#### Records shown
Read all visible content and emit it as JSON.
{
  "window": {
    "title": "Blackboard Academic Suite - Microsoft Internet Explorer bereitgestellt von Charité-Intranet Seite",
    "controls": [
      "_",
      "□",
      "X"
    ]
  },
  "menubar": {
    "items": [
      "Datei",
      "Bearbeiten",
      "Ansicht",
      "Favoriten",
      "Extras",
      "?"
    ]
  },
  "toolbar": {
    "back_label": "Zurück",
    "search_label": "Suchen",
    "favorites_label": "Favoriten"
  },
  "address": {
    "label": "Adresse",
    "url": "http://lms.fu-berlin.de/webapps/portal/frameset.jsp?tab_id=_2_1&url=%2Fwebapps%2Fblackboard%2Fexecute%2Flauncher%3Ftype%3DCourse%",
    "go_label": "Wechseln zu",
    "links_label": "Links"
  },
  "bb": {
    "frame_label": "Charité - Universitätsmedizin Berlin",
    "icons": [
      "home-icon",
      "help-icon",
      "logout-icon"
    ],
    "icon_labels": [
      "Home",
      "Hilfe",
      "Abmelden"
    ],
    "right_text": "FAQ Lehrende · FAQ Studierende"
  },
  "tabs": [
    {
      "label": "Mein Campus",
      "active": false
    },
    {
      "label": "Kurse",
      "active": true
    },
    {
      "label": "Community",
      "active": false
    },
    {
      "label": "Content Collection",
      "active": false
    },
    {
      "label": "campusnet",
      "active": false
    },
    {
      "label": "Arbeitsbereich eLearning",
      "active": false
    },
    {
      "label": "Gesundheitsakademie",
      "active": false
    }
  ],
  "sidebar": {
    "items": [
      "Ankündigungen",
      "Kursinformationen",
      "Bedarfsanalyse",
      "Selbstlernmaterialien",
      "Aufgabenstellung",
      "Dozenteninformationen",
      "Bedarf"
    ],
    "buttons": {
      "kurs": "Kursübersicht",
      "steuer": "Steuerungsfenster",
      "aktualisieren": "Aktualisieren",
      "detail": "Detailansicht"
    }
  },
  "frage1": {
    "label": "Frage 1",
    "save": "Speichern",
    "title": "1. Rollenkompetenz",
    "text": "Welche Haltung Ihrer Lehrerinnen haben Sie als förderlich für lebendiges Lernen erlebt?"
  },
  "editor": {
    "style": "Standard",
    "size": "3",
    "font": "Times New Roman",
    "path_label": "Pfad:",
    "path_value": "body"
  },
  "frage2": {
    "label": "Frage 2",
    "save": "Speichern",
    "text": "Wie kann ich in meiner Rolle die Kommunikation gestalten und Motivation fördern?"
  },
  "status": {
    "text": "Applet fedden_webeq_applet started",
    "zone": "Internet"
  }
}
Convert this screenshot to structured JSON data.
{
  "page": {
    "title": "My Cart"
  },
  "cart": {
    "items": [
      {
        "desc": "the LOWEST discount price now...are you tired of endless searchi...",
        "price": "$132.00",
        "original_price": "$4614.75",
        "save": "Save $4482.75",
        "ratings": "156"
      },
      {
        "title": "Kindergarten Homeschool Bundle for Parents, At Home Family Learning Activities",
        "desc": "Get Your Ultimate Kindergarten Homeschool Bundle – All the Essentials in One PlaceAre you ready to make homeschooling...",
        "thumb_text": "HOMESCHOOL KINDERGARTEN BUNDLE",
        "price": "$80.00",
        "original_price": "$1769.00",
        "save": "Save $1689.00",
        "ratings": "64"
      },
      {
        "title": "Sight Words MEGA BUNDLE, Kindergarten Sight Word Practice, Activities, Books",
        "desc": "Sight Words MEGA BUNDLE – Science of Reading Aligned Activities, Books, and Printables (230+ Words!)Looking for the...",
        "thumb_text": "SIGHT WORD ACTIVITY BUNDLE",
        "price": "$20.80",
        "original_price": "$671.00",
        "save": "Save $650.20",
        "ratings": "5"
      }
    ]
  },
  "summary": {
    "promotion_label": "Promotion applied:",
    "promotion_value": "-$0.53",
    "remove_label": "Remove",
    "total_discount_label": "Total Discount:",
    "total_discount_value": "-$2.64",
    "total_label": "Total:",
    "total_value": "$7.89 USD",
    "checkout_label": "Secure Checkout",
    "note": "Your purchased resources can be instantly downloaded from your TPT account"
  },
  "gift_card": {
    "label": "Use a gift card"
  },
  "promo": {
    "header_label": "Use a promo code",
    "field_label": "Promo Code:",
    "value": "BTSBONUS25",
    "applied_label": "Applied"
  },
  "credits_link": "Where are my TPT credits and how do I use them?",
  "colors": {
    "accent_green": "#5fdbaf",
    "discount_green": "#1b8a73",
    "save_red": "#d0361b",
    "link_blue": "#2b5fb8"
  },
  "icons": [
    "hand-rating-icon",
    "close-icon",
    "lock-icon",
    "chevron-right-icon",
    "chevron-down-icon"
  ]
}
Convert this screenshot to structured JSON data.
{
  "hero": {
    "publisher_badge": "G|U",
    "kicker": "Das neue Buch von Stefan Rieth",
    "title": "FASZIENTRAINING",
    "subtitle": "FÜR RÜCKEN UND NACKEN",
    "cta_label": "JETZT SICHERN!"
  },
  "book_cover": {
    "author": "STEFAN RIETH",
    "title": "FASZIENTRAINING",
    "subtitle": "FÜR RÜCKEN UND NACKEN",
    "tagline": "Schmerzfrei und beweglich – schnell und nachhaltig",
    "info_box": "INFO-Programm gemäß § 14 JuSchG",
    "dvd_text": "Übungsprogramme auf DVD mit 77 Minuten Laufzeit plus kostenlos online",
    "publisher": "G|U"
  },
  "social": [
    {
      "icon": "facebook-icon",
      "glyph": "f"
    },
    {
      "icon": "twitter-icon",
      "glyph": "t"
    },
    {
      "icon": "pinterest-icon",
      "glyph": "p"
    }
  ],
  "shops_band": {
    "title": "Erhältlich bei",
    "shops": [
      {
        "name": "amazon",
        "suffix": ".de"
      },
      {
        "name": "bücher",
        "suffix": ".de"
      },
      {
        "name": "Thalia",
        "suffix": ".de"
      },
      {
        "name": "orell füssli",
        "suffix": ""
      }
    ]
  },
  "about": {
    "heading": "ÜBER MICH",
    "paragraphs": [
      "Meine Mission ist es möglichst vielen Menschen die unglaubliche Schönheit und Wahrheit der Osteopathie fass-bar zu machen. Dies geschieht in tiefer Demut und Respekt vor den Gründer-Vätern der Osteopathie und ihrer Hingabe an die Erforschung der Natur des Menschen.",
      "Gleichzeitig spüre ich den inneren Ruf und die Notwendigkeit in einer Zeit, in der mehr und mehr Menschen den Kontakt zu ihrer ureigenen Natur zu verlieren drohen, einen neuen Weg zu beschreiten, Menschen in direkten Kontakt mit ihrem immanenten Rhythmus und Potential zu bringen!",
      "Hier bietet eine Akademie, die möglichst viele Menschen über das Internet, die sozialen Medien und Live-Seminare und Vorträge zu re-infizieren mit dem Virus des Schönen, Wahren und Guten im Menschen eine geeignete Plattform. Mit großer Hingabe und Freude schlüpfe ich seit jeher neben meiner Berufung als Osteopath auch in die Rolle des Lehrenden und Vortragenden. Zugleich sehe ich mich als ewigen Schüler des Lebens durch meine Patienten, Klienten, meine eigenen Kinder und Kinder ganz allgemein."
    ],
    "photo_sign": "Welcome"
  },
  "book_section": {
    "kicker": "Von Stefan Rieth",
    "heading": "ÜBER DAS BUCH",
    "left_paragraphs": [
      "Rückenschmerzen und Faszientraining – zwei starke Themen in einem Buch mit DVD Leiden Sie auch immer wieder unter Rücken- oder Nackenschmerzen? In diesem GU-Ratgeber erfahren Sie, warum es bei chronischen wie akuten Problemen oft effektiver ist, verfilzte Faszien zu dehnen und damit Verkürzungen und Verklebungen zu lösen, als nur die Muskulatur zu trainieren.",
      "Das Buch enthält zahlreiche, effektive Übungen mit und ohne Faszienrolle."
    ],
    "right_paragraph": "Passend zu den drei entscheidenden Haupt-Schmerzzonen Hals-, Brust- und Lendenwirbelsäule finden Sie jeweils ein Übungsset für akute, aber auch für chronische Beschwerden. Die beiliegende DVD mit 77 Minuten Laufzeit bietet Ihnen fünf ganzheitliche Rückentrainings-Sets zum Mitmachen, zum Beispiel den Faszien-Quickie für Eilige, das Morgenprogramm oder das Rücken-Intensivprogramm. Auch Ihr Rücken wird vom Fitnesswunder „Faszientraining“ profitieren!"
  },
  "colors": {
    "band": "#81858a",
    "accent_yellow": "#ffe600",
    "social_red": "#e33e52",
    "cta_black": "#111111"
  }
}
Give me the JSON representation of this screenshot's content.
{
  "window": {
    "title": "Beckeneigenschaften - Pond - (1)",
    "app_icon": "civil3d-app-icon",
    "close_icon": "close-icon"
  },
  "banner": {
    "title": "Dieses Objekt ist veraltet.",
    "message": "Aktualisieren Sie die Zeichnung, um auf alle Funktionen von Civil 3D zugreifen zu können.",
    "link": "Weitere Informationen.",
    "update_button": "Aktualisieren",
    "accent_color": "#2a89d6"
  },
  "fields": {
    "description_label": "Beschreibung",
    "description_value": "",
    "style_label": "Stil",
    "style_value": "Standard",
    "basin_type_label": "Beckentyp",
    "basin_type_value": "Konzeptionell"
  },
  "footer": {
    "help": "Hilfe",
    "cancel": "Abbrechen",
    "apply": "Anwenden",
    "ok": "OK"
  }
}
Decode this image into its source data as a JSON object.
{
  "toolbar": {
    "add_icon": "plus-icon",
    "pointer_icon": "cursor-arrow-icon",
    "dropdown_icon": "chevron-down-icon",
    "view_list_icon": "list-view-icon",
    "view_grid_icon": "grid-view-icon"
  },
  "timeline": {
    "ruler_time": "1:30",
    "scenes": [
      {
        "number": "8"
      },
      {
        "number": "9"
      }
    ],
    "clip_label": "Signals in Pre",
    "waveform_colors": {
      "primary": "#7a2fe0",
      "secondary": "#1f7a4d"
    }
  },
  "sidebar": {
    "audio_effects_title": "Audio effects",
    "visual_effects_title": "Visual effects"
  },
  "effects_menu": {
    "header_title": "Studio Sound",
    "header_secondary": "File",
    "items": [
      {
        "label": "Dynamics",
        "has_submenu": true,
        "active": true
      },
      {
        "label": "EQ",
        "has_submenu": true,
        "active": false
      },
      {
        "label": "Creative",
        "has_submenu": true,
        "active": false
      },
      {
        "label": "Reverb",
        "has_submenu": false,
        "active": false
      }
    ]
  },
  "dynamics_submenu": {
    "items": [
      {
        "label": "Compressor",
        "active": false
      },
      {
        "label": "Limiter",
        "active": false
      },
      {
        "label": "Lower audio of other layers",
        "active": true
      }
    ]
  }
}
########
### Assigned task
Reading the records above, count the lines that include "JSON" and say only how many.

### Response to the exercise
5